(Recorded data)
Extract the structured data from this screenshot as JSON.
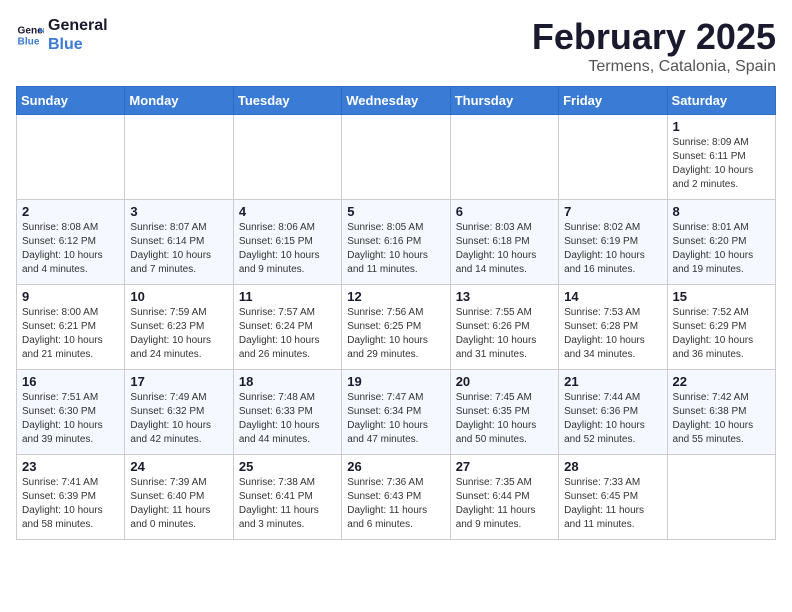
{
  "logo": {
    "line1": "General",
    "line2": "Blue"
  },
  "title": "February 2025",
  "location": "Termens, Catalonia, Spain",
  "days_header": [
    "Sunday",
    "Monday",
    "Tuesday",
    "Wednesday",
    "Thursday",
    "Friday",
    "Saturday"
  ],
  "weeks": [
    [
      {
        "day": "",
        "info": ""
      },
      {
        "day": "",
        "info": ""
      },
      {
        "day": "",
        "info": ""
      },
      {
        "day": "",
        "info": ""
      },
      {
        "day": "",
        "info": ""
      },
      {
        "day": "",
        "info": ""
      },
      {
        "day": "1",
        "info": "Sunrise: 8:09 AM\nSunset: 6:11 PM\nDaylight: 10 hours and 2 minutes."
      }
    ],
    [
      {
        "day": "2",
        "info": "Sunrise: 8:08 AM\nSunset: 6:12 PM\nDaylight: 10 hours and 4 minutes."
      },
      {
        "day": "3",
        "info": "Sunrise: 8:07 AM\nSunset: 6:14 PM\nDaylight: 10 hours and 7 minutes."
      },
      {
        "day": "4",
        "info": "Sunrise: 8:06 AM\nSunset: 6:15 PM\nDaylight: 10 hours and 9 minutes."
      },
      {
        "day": "5",
        "info": "Sunrise: 8:05 AM\nSunset: 6:16 PM\nDaylight: 10 hours and 11 minutes."
      },
      {
        "day": "6",
        "info": "Sunrise: 8:03 AM\nSunset: 6:18 PM\nDaylight: 10 hours and 14 minutes."
      },
      {
        "day": "7",
        "info": "Sunrise: 8:02 AM\nSunset: 6:19 PM\nDaylight: 10 hours and 16 minutes."
      },
      {
        "day": "8",
        "info": "Sunrise: 8:01 AM\nSunset: 6:20 PM\nDaylight: 10 hours and 19 minutes."
      }
    ],
    [
      {
        "day": "9",
        "info": "Sunrise: 8:00 AM\nSunset: 6:21 PM\nDaylight: 10 hours and 21 minutes."
      },
      {
        "day": "10",
        "info": "Sunrise: 7:59 AM\nSunset: 6:23 PM\nDaylight: 10 hours and 24 minutes."
      },
      {
        "day": "11",
        "info": "Sunrise: 7:57 AM\nSunset: 6:24 PM\nDaylight: 10 hours and 26 minutes."
      },
      {
        "day": "12",
        "info": "Sunrise: 7:56 AM\nSunset: 6:25 PM\nDaylight: 10 hours and 29 minutes."
      },
      {
        "day": "13",
        "info": "Sunrise: 7:55 AM\nSunset: 6:26 PM\nDaylight: 10 hours and 31 minutes."
      },
      {
        "day": "14",
        "info": "Sunrise: 7:53 AM\nSunset: 6:28 PM\nDaylight: 10 hours and 34 minutes."
      },
      {
        "day": "15",
        "info": "Sunrise: 7:52 AM\nSunset: 6:29 PM\nDaylight: 10 hours and 36 minutes."
      }
    ],
    [
      {
        "day": "16",
        "info": "Sunrise: 7:51 AM\nSunset: 6:30 PM\nDaylight: 10 hours and 39 minutes."
      },
      {
        "day": "17",
        "info": "Sunrise: 7:49 AM\nSunset: 6:32 PM\nDaylight: 10 hours and 42 minutes."
      },
      {
        "day": "18",
        "info": "Sunrise: 7:48 AM\nSunset: 6:33 PM\nDaylight: 10 hours and 44 minutes."
      },
      {
        "day": "19",
        "info": "Sunrise: 7:47 AM\nSunset: 6:34 PM\nDaylight: 10 hours and 47 minutes."
      },
      {
        "day": "20",
        "info": "Sunrise: 7:45 AM\nSunset: 6:35 PM\nDaylight: 10 hours and 50 minutes."
      },
      {
        "day": "21",
        "info": "Sunrise: 7:44 AM\nSunset: 6:36 PM\nDaylight: 10 hours and 52 minutes."
      },
      {
        "day": "22",
        "info": "Sunrise: 7:42 AM\nSunset: 6:38 PM\nDaylight: 10 hours and 55 minutes."
      }
    ],
    [
      {
        "day": "23",
        "info": "Sunrise: 7:41 AM\nSunset: 6:39 PM\nDaylight: 10 hours and 58 minutes."
      },
      {
        "day": "24",
        "info": "Sunrise: 7:39 AM\nSunset: 6:40 PM\nDaylight: 11 hours and 0 minutes."
      },
      {
        "day": "25",
        "info": "Sunrise: 7:38 AM\nSunset: 6:41 PM\nDaylight: 11 hours and 3 minutes."
      },
      {
        "day": "26",
        "info": "Sunrise: 7:36 AM\nSunset: 6:43 PM\nDaylight: 11 hours and 6 minutes."
      },
      {
        "day": "27",
        "info": "Sunrise: 7:35 AM\nSunset: 6:44 PM\nDaylight: 11 hours and 9 minutes."
      },
      {
        "day": "28",
        "info": "Sunrise: 7:33 AM\nSunset: 6:45 PM\nDaylight: 11 hours and 11 minutes."
      },
      {
        "day": "",
        "info": ""
      }
    ]
  ]
}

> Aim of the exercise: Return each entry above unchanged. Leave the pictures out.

> Result for this exercise:
Extract the structured data from this screenshot as JSON.
{
  "logo": {
    "line1": "General",
    "line2": "Blue"
  },
  "title": "February 2025",
  "location": "Termens, Catalonia, Spain",
  "days_header": [
    "Sunday",
    "Monday",
    "Tuesday",
    "Wednesday",
    "Thursday",
    "Friday",
    "Saturday"
  ],
  "weeks": [
    [
      {
        "day": "",
        "info": ""
      },
      {
        "day": "",
        "info": ""
      },
      {
        "day": "",
        "info": ""
      },
      {
        "day": "",
        "info": ""
      },
      {
        "day": "",
        "info": ""
      },
      {
        "day": "",
        "info": ""
      },
      {
        "day": "1",
        "info": "Sunrise: 8:09 AM\nSunset: 6:11 PM\nDaylight: 10 hours and 2 minutes."
      }
    ],
    [
      {
        "day": "2",
        "info": "Sunrise: 8:08 AM\nSunset: 6:12 PM\nDaylight: 10 hours and 4 minutes."
      },
      {
        "day": "3",
        "info": "Sunrise: 8:07 AM\nSunset: 6:14 PM\nDaylight: 10 hours and 7 minutes."
      },
      {
        "day": "4",
        "info": "Sunrise: 8:06 AM\nSunset: 6:15 PM\nDaylight: 10 hours and 9 minutes."
      },
      {
        "day": "5",
        "info": "Sunrise: 8:05 AM\nSunset: 6:16 PM\nDaylight: 10 hours and 11 minutes."
      },
      {
        "day": "6",
        "info": "Sunrise: 8:03 AM\nSunset: 6:18 PM\nDaylight: 10 hours and 14 minutes."
      },
      {
        "day": "7",
        "info": "Sunrise: 8:02 AM\nSunset: 6:19 PM\nDaylight: 10 hours and 16 minutes."
      },
      {
        "day": "8",
        "info": "Sunrise: 8:01 AM\nSunset: 6:20 PM\nDaylight: 10 hours and 19 minutes."
      }
    ],
    [
      {
        "day": "9",
        "info": "Sunrise: 8:00 AM\nSunset: 6:21 PM\nDaylight: 10 hours and 21 minutes."
      },
      {
        "day": "10",
        "info": "Sunrise: 7:59 AM\nSunset: 6:23 PM\nDaylight: 10 hours and 24 minutes."
      },
      {
        "day": "11",
        "info": "Sunrise: 7:57 AM\nSunset: 6:24 PM\nDaylight: 10 hours and 26 minutes."
      },
      {
        "day": "12",
        "info": "Sunrise: 7:56 AM\nSunset: 6:25 PM\nDaylight: 10 hours and 29 minutes."
      },
      {
        "day": "13",
        "info": "Sunrise: 7:55 AM\nSunset: 6:26 PM\nDaylight: 10 hours and 31 minutes."
      },
      {
        "day": "14",
        "info": "Sunrise: 7:53 AM\nSunset: 6:28 PM\nDaylight: 10 hours and 34 minutes."
      },
      {
        "day": "15",
        "info": "Sunrise: 7:52 AM\nSunset: 6:29 PM\nDaylight: 10 hours and 36 minutes."
      }
    ],
    [
      {
        "day": "16",
        "info": "Sunrise: 7:51 AM\nSunset: 6:30 PM\nDaylight: 10 hours and 39 minutes."
      },
      {
        "day": "17",
        "info": "Sunrise: 7:49 AM\nSunset: 6:32 PM\nDaylight: 10 hours and 42 minutes."
      },
      {
        "day": "18",
        "info": "Sunrise: 7:48 AM\nSunset: 6:33 PM\nDaylight: 10 hours and 44 minutes."
      },
      {
        "day": "19",
        "info": "Sunrise: 7:47 AM\nSunset: 6:34 PM\nDaylight: 10 hours and 47 minutes."
      },
      {
        "day": "20",
        "info": "Sunrise: 7:45 AM\nSunset: 6:35 PM\nDaylight: 10 hours and 50 minutes."
      },
      {
        "day": "21",
        "info": "Sunrise: 7:44 AM\nSunset: 6:36 PM\nDaylight: 10 hours and 52 minutes."
      },
      {
        "day": "22",
        "info": "Sunrise: 7:42 AM\nSunset: 6:38 PM\nDaylight: 10 hours and 55 minutes."
      }
    ],
    [
      {
        "day": "23",
        "info": "Sunrise: 7:41 AM\nSunset: 6:39 PM\nDaylight: 10 hours and 58 minutes."
      },
      {
        "day": "24",
        "info": "Sunrise: 7:39 AM\nSunset: 6:40 PM\nDaylight: 11 hours and 0 minutes."
      },
      {
        "day": "25",
        "info": "Sunrise: 7:38 AM\nSunset: 6:41 PM\nDaylight: 11 hours and 3 minutes."
      },
      {
        "day": "26",
        "info": "Sunrise: 7:36 AM\nSunset: 6:43 PM\nDaylight: 11 hours and 6 minutes."
      },
      {
        "day": "27",
        "info": "Sunrise: 7:35 AM\nSunset: 6:44 PM\nDaylight: 11 hours and 9 minutes."
      },
      {
        "day": "28",
        "info": "Sunrise: 7:33 AM\nSunset: 6:45 PM\nDaylight: 11 hours and 11 minutes."
      },
      {
        "day": "",
        "info": ""
      }
    ]
  ]
}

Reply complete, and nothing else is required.